They even admit that New Hampshire spends less. New Hampshire is an aberration in that it is a low population with a high concentration of excellent universities and secondary schools that maintain high standards for education, generally.
Or consider the fiasco of New Jersey. In the early 1960s, the state had no state income tax and no state sales tax. It was a rapidly growing state attracting people from everywhere and running budget surpluses. Today its income and sales taxes are among the highest in the nation yet it suffers from perpetual deficits and its schools rank among the worst in the nation -- much worse than those in New Hampshire. Most of the massive infusion of tax dollars over the past 40 years has simply enriched the public-employee unions in the Garden State. People are fleeing the state in droves.
New Jersey is far bigger by population, has major urban areas that skew educational levels. However, it still has the the second highest per capita income in the nation and a growing state product. How is that a fiasco?

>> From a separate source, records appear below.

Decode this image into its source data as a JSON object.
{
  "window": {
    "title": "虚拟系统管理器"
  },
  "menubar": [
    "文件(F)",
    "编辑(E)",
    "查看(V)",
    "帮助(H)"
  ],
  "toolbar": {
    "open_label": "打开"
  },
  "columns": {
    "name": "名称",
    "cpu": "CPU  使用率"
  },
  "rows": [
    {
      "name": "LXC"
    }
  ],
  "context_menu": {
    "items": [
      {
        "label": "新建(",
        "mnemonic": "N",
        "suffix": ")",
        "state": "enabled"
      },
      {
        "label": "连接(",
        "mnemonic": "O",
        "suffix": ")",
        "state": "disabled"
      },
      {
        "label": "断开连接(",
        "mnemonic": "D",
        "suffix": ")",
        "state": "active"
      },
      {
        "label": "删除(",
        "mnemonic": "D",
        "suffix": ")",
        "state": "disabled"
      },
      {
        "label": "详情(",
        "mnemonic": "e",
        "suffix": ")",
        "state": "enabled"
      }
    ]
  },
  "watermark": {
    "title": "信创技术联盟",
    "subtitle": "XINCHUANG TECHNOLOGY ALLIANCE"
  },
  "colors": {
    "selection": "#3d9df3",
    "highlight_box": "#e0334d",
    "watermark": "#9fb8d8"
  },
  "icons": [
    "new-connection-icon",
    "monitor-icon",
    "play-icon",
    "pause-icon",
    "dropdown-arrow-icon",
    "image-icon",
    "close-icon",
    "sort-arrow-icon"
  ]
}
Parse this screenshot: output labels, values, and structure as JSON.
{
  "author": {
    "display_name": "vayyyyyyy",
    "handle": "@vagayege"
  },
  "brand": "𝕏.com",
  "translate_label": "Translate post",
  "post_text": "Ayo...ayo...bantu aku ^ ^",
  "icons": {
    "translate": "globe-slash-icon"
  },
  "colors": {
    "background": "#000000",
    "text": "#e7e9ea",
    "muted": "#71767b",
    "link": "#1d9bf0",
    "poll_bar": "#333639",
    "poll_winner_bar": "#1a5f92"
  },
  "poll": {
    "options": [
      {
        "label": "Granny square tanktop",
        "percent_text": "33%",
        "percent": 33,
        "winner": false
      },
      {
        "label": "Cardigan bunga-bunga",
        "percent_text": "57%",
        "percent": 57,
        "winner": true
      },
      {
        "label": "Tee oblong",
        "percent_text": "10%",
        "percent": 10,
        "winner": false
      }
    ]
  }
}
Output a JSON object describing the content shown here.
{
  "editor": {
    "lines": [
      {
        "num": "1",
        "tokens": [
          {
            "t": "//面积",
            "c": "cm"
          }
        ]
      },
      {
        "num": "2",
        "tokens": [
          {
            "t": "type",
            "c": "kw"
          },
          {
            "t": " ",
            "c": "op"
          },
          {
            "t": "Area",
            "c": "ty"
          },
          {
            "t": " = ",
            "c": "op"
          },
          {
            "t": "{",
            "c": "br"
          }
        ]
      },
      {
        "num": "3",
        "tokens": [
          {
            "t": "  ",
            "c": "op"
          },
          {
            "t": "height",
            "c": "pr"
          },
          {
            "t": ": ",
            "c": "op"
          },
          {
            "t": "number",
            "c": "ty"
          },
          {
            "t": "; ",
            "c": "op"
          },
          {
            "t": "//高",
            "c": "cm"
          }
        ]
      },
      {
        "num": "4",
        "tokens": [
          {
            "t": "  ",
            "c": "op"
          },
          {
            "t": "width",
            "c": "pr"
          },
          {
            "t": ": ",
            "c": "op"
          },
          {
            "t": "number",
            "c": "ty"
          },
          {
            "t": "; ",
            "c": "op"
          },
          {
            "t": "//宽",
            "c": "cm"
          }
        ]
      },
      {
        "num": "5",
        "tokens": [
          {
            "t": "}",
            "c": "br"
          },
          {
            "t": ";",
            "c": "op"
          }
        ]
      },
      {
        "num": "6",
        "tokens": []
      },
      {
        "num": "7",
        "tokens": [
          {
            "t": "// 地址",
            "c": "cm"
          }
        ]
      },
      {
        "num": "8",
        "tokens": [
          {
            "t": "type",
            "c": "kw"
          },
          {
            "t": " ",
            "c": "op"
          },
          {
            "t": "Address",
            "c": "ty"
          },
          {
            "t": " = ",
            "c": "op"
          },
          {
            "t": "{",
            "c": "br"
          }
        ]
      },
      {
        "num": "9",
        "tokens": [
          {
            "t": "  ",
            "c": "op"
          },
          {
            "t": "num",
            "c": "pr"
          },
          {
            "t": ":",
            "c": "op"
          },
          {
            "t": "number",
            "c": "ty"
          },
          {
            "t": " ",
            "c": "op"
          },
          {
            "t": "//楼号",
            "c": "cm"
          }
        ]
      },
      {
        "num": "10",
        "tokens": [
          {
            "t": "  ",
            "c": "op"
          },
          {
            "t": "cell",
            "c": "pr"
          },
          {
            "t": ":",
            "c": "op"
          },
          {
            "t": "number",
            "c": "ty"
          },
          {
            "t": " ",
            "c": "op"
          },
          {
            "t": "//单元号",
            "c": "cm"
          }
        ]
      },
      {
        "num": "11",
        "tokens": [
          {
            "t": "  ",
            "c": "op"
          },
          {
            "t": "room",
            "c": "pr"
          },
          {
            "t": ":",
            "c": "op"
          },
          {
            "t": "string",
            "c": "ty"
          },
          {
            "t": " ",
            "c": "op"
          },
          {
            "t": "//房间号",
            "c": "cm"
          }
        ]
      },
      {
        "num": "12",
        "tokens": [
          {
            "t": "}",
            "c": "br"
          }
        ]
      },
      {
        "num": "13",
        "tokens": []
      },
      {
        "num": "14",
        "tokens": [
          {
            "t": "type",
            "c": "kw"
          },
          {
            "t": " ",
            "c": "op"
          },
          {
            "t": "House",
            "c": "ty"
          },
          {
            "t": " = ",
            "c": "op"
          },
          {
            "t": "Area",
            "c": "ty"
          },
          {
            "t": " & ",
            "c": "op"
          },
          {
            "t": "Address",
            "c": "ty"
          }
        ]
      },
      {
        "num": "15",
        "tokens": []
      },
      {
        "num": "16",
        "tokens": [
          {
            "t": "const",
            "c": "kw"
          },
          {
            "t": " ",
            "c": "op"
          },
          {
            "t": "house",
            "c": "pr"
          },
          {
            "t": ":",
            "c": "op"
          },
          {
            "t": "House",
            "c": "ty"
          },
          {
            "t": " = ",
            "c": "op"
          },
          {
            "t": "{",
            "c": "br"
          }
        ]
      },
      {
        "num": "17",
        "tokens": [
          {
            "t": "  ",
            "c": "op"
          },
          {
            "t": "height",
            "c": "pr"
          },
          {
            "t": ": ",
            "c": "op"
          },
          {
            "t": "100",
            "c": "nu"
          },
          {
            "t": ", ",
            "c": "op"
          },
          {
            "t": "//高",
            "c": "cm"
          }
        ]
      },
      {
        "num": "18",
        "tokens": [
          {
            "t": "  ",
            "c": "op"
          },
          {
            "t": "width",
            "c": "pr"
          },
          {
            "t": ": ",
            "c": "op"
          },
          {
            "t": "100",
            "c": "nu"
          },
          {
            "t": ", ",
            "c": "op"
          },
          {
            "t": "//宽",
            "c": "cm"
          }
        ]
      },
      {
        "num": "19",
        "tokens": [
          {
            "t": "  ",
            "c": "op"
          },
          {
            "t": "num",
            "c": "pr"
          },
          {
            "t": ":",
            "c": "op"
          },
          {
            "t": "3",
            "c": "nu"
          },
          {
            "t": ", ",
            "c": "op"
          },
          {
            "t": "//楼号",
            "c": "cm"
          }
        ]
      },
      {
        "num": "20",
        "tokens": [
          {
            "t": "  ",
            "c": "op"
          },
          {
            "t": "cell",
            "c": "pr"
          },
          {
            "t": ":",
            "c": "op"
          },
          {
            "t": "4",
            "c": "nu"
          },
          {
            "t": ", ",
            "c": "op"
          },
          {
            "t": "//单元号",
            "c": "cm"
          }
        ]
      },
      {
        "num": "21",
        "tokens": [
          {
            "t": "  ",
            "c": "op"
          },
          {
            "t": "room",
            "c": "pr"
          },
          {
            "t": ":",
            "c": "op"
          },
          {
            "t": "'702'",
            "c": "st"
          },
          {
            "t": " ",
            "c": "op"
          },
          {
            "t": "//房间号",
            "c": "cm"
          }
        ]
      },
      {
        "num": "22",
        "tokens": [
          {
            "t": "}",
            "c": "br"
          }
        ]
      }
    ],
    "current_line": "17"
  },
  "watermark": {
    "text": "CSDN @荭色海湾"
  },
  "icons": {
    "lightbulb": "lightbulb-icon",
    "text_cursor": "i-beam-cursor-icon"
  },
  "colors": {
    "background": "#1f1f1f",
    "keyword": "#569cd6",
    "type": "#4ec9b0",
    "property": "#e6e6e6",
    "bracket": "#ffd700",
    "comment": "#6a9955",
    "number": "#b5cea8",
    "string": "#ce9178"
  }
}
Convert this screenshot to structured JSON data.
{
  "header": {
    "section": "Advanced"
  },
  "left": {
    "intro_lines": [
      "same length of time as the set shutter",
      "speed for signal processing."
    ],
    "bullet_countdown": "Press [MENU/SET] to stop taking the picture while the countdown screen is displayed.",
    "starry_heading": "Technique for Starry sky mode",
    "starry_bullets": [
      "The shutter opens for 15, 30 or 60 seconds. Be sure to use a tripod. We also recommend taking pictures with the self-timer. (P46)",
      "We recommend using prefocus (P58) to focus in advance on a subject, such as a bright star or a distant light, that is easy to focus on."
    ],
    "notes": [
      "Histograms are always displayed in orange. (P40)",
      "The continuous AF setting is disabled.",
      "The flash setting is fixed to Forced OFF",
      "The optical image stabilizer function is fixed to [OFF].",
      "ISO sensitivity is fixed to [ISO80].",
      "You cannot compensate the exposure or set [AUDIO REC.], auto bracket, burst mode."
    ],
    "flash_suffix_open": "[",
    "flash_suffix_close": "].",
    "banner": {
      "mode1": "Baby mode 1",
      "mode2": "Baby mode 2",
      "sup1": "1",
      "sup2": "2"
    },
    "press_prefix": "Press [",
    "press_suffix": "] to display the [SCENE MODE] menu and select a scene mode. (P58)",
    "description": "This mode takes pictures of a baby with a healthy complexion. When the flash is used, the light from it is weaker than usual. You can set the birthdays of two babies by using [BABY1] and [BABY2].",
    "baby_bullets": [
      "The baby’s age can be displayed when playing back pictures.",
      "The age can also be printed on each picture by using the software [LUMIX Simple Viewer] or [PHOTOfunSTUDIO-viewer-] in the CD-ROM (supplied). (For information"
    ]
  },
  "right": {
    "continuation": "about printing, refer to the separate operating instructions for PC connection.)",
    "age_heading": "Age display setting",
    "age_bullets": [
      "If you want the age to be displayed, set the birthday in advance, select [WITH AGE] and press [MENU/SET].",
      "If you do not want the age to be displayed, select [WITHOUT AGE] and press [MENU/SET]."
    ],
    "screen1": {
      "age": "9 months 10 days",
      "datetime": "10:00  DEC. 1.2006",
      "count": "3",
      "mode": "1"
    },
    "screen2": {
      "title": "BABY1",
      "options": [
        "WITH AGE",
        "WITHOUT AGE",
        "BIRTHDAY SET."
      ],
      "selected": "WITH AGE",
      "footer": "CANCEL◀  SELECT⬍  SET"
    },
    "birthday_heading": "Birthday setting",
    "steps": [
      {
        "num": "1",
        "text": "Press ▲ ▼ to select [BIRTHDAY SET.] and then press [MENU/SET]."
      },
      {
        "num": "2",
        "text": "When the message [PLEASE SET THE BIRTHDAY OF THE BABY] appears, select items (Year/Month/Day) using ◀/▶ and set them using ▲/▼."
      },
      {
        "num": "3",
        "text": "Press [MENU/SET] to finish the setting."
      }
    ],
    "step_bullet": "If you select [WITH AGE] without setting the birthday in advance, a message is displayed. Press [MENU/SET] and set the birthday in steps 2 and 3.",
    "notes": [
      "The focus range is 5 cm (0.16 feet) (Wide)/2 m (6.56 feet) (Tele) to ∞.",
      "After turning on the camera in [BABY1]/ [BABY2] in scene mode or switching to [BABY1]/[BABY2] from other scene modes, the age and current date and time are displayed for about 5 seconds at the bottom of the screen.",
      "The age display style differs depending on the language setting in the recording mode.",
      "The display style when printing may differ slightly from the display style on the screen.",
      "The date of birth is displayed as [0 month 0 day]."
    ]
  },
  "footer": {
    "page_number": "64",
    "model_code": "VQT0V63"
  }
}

One last point: States aren't simply competing with each other. As Texas Gov. Rick Perry recently told us, "Our state is competing with Germany, France, Japan and China for business. We'd better have a pro-growth tax system or those American jobs will be out-sourced." Gov. Perry and Texas have the jobs and prosperity model exactly right. Texas created more new jobs in 2008 than all other 49 states combined. And Texas is the only state other than Georgia and North Dakota that is cutting taxes this year.
Compete with China? If he's serious and Perry wants Texas to compete with China, there's just one way to do that--implement policies that keep wages low, very low! (Perry should read, "The Wealth of Nations," by Adam Smith!) And Laffer fails to mention that the oil boom was behind Texas's outsized job gains in 2008. Let's see what it looks like in 2009 and 2010.
The Texas economic model makes a whole lot more sense than the New Jersey model, and we hope the politicians in California, Delaware, Illinois, Minnesota and New York realize this before it's too late.
What??? Texas ranks 23rd in the nation in per capita income. New Jersey ranks 2nd, Connecticut ranks 1st, New York ranks 6th. What is he talking about??? Why does a lower state product and lower per capita income be the goal that other states shoot for?
Bottom line: From 1946-1964 the top tax bracket in the United States was 91% and the economy grew at an average annual real rate of 3.6%.